In a recent article over at Mashable…Social Media Success: 5 Lessons from In-House Corporate Teams Amy Mae Elliott  interviewed Kerry Bridge, head of digital media communications, EMEA and global public sector at Dell Computers.    Bridge offers this simple reason for why Dell has been so successful using social media to generate sales for their business:

“Listening to our customers has always been at the heart of what we do.  Dell’s heritage of direct customer connections and online leadership are the seeds of our drive to be a social media success.”

Throughout the article – you’ll see the same “thread” repeated over and over again.

The Social Media Success Formula outlined in that article can be summed up as this:

Strong products + a sincere desire to improve customer experience + a proactive commitment to communicating effectively with consumers = social media success.

I get a lot of inquiries from business owners who want to “get started” using social media to grow their business.  They read stories where a companies like Dell have generated millions of dollars in revenue using the free social media communication service Twitter and they want to tap into that kind of business building social media action for their business.

These business owners are frequently disappointed to learn that the social media strategy is not a “set it and forget it” type of proposition.  While many of the communication tools which are an integral part of social media are “free” – using those tools takes time to learn to use – and they require a significant investment of time on the part of the business owner.  Companies like Dell, Ford and Southwest have teams of social media pros who work full time participating in the social media conversations online.

You may not have the resource to fund a full time social media team dedicated to communicating with consumers- but almost every business can launch a self hosted blog where consumers can come and share their thoughts.  Sure – you have to put forth a bit of effort in crafting those blog posts – and if you do that well then you might have to drudge through spammy comments – but if you’ll invest that limited amount of time into your business blog – you’ll find REAL gold in the authentic comments from actual consumers.

Comments

  1. says

    Very good article.

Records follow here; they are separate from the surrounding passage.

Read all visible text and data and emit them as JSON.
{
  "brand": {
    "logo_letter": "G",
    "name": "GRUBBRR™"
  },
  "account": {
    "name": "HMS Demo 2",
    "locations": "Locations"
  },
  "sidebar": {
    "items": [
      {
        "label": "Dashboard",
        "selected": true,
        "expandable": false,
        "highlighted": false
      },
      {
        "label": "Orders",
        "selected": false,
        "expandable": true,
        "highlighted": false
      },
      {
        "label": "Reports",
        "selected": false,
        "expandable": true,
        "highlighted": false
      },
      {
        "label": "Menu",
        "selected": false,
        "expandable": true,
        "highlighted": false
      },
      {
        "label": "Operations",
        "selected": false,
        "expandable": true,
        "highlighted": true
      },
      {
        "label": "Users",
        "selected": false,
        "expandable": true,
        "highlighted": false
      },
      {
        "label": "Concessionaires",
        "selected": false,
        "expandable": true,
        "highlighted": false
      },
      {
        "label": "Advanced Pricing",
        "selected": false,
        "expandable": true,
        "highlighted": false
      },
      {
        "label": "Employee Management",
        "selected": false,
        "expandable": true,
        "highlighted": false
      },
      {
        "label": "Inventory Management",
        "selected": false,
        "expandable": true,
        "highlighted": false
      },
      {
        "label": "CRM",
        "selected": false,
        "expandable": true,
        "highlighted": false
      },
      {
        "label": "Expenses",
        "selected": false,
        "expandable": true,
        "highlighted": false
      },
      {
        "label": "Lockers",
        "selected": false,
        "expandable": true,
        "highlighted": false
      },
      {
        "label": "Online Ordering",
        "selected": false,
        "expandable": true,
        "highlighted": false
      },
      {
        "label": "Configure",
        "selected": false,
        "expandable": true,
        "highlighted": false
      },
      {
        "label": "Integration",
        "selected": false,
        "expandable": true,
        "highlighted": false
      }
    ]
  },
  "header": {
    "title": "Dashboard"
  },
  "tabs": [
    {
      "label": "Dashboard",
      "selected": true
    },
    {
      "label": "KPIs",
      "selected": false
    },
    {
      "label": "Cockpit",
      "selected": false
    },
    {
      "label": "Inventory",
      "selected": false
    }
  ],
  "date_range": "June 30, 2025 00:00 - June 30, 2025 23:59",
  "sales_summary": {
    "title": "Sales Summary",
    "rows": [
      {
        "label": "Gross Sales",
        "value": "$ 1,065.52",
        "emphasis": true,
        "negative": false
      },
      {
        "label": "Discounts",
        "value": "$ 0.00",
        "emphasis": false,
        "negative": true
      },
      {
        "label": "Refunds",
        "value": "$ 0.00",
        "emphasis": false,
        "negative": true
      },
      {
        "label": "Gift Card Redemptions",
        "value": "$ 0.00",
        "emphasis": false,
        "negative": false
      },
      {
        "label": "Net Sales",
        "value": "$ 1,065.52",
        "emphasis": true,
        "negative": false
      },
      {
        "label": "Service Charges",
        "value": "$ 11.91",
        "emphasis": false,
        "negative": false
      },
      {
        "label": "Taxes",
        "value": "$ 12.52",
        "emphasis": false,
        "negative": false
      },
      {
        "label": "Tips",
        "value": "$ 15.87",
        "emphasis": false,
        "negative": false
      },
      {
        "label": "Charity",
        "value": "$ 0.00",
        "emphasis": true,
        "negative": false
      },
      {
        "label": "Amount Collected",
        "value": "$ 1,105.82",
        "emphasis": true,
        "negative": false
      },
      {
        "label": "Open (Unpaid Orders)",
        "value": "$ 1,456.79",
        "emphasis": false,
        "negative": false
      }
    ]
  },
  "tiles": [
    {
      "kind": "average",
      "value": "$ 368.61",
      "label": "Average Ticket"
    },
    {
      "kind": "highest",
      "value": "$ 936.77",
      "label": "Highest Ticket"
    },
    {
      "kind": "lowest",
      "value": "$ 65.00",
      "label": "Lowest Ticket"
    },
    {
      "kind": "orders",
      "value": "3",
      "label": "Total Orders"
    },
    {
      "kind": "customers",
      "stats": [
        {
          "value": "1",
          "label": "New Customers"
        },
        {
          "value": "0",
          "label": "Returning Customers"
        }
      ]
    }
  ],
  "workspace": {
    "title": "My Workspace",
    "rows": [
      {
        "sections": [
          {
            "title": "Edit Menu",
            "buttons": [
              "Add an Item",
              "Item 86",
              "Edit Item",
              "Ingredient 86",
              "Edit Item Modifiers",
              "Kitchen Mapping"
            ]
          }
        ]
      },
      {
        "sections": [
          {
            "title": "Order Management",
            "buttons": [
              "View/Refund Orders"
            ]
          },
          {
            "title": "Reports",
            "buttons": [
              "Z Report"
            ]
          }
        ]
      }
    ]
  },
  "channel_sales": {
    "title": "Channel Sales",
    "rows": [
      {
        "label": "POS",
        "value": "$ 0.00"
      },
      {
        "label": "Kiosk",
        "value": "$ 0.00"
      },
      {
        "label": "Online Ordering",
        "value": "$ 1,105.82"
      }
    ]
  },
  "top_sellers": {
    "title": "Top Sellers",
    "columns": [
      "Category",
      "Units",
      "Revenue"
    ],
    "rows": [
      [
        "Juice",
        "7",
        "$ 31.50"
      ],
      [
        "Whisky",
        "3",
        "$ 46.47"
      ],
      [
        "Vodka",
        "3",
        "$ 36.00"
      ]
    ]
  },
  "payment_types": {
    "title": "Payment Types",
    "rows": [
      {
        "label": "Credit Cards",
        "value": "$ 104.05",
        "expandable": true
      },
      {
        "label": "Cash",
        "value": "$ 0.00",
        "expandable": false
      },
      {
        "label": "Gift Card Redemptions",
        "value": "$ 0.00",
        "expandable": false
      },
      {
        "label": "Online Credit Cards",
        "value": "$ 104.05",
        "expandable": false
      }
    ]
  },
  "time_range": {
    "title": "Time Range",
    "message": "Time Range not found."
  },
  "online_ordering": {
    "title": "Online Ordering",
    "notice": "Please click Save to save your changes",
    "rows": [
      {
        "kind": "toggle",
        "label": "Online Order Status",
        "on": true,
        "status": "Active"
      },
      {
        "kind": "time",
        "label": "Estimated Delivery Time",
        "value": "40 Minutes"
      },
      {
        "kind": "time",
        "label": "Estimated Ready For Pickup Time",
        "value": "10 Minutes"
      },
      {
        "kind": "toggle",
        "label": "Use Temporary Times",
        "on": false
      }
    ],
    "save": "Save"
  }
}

People still think, Social Media is like fishing … I remember a friend asking for 10.000 Facebook friends he wanted to “get” for his company page. He wanted to sell a product, and in his plans, 8% of his “fans” would be future customers. 🙂 After telling him, he needs something to attract the people to follow his page, he told me, he could BUY! 10.000 Facebook friends for little money …

    great plan!

  2. Kathy says

    Martin,

    AMEN!!! Sounds like that business owner didn’t realize that the “fans” he could purchase were of as little value as catching 10,000 baby guppies. Purchased “fans” are only good for inflating an ego – not selling a product.